Give back all of the records underneath exactly, with no omissions.

[Data about app and page elements]
^^^^^^^^

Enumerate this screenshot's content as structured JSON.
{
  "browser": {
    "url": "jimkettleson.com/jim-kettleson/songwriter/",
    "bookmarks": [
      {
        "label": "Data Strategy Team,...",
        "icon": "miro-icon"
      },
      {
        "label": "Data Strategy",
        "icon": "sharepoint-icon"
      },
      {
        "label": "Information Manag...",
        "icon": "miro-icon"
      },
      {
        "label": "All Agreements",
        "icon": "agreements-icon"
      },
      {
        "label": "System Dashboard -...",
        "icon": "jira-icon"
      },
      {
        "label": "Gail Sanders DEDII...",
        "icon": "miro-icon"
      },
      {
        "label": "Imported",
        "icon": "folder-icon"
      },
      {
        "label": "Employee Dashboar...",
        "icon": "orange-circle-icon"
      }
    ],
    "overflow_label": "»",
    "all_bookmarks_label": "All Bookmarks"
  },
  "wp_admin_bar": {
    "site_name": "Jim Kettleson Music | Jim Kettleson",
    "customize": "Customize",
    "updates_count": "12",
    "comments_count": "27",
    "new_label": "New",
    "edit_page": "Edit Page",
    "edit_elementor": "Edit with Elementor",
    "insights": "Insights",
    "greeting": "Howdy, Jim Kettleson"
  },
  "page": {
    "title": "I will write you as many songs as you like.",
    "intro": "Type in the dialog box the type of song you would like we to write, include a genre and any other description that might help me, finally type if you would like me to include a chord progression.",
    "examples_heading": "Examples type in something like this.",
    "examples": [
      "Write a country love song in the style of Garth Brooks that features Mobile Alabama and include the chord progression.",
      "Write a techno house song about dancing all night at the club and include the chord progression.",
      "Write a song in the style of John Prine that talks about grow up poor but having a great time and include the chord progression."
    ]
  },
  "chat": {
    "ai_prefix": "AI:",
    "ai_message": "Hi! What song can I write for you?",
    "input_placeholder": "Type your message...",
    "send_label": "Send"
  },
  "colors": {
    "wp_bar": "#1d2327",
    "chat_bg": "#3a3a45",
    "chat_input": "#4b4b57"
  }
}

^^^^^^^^

**Solved exercise:**
Enumerate this screenshot's content as structured JSON.
{
  "browser": {
    "url": "jimkettleson.com/jim-kettleson/songwriter/",
    "bookmarks": [
      {
        "label": "Data Strategy Team,...",
        "icon": "miro-icon"
      },
      {
        "label": "Data Strategy",
        "icon": "sharepoint-icon"
      },
      {
        "label": "Information Manag...",
        "icon": "miro-icon"
      },
      {
        "label": "All Agreements",
        "icon": "agreements-icon"
      },
      {
        "label": "System Dashboard -...",
        "icon": "jira-icon"
      },
      {
        "label": "Gail Sanders DEDII...",
        "icon": "miro-icon"
      },
      {
        "label": "Imported",
        "icon": "folder-icon"
      },
      {
        "label": "Employee Dashboar...",
        "icon": "orange-circle-icon"
      }
    ],
    "overflow_label": "»",
    "all_bookmarks_label": "All Bookmarks"
  },
  "wp_admin_bar": {
    "site_name": "Jim Kettleson Music | Jim Kettleson",
    "customize": "Customize",
    "updates_count": "12",
    "comments_count": "27",
    "new_label": "New",
    "edit_page": "Edit Page",
    "edit_elementor": "Edit with Elementor",
    "insights": "Insights",
    "greeting": "Howdy, Jim Kettleson"
  },
  "page": {
    "title": "I will write you as many songs as you like.",
    "intro": "Type in the dialog box the type of song you would like we to write, include a genre and any other description that might help me, finally type if you would like me to include a chord progression.",
    "examples_heading": "Examples type in something like this.",
    "examples": [
      "Write a country love song in the style of Garth Brooks that features Mobile Alabama and include the chord progression.",
      "Write a techno house song about dancing all night at the club and include the chord progression.",
      "Write a song in the style of John Prine that talks about grow up poor but having a great time and include the chord progression."
    ]
  },
  "chat": {
    "ai_prefix": "AI:",
    "ai_message": "Hi! What song can I write for you?",
    "input_placeholder": "Type your message...",
    "send_label": "Send"
  },
  "colors": {
    "wp_bar": "#1d2327",
    "chat_bg": "#3a3a45",
    "chat_input": "#4b4b57"
  }
}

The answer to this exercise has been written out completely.